═════ DATA FOR THIS TASK

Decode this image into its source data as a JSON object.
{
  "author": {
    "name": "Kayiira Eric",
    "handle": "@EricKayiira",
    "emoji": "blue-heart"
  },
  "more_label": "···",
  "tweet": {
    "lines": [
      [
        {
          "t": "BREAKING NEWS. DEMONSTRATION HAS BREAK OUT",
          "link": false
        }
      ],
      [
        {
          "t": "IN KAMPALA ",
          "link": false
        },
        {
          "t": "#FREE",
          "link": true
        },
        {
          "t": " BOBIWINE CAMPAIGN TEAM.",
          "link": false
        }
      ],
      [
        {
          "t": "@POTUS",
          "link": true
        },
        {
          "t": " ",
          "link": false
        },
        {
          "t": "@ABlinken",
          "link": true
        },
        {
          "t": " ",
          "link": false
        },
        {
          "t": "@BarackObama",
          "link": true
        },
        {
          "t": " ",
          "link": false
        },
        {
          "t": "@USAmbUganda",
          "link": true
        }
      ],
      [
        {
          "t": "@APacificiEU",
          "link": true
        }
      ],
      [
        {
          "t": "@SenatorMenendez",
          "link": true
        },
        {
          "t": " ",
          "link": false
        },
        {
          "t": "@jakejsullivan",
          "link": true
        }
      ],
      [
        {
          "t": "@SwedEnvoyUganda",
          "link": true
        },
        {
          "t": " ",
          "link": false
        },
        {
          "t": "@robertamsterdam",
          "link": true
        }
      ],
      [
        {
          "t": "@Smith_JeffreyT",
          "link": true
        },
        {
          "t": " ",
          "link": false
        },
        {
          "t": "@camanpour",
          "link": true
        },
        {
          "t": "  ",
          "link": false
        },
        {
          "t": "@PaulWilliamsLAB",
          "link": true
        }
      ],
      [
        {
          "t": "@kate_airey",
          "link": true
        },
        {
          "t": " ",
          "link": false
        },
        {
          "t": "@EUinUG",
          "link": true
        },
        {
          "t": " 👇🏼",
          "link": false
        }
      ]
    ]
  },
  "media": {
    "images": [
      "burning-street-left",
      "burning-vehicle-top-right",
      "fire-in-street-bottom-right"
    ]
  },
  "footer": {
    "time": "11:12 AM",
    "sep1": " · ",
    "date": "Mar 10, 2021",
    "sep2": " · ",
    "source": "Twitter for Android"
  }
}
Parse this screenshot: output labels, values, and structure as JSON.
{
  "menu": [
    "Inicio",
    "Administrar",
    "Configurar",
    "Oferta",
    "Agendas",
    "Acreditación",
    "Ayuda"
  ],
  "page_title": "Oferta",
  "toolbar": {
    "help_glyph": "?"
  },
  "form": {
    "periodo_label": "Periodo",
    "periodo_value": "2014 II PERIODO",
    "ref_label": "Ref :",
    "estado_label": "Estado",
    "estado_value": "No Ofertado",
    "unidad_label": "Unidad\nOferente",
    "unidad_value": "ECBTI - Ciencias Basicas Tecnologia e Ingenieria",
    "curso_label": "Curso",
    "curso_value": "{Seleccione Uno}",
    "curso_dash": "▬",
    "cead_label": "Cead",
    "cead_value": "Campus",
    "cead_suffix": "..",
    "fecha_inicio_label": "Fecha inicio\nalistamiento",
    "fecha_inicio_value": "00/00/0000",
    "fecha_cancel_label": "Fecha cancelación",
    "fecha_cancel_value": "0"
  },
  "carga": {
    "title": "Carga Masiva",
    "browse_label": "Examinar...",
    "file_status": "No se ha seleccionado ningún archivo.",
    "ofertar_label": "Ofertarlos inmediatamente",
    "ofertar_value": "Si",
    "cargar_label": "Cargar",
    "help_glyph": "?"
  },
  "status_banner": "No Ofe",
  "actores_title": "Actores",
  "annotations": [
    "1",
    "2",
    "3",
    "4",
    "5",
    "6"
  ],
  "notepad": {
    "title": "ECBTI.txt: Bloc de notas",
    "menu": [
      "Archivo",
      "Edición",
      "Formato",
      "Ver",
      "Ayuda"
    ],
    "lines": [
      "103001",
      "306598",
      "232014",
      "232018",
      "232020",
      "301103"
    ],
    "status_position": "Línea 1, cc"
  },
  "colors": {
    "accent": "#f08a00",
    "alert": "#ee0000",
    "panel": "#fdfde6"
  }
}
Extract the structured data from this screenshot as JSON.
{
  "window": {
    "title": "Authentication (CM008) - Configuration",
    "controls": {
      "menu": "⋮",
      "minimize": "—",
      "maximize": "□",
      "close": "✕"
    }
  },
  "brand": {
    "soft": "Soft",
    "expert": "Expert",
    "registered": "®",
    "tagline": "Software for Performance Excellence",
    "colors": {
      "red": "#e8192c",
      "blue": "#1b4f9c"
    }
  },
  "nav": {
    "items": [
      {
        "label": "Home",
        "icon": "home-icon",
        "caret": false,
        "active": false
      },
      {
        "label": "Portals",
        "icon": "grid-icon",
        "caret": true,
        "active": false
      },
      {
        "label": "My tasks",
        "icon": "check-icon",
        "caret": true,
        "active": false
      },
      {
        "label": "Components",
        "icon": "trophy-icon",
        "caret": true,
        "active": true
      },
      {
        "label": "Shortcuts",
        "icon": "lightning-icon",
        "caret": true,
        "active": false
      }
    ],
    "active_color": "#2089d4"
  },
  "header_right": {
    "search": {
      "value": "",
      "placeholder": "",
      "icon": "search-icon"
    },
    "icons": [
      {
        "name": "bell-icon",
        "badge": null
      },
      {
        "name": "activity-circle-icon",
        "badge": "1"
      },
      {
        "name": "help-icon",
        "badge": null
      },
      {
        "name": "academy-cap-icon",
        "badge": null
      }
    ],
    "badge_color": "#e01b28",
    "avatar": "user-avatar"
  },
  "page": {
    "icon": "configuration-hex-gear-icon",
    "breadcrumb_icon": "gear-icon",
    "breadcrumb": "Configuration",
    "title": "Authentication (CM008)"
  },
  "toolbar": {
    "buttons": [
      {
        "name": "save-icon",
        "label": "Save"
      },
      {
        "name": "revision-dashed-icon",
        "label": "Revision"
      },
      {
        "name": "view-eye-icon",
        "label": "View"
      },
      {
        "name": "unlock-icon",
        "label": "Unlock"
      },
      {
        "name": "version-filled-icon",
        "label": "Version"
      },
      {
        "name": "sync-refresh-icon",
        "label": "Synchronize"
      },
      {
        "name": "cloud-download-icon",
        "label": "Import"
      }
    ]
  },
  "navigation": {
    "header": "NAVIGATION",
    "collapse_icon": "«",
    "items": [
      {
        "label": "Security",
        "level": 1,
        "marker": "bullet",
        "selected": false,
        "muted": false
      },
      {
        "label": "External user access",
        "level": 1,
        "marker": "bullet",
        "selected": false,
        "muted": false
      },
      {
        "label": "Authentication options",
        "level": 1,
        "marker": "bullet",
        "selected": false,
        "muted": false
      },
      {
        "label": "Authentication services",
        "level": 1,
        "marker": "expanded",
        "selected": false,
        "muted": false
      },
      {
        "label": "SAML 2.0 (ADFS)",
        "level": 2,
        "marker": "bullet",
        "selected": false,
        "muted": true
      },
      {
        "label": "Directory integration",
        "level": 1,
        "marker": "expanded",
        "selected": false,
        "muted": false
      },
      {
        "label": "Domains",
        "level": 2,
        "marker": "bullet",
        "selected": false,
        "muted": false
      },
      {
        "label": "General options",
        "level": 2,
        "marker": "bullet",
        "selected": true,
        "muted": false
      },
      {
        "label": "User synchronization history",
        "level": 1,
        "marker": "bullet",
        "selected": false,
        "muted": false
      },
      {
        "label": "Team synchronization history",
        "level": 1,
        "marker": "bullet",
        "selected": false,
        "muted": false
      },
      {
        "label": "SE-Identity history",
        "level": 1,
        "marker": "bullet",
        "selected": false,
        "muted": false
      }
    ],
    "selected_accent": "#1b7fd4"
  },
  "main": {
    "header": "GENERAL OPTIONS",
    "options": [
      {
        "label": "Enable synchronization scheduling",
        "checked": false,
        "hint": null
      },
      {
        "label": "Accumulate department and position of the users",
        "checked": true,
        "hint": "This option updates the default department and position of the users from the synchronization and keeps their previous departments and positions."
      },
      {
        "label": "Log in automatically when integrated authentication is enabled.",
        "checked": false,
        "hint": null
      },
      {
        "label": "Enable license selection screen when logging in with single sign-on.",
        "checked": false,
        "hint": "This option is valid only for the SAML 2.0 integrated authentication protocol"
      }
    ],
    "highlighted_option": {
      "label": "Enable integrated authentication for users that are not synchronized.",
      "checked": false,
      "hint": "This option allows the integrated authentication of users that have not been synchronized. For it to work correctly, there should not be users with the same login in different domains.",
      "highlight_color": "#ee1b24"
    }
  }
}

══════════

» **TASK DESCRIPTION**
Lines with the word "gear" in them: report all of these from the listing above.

» **EXERCISE ANSWER**
    "icon": "configuration-hex-gear-icon",
    "breadcrumb_icon": "gear-icon",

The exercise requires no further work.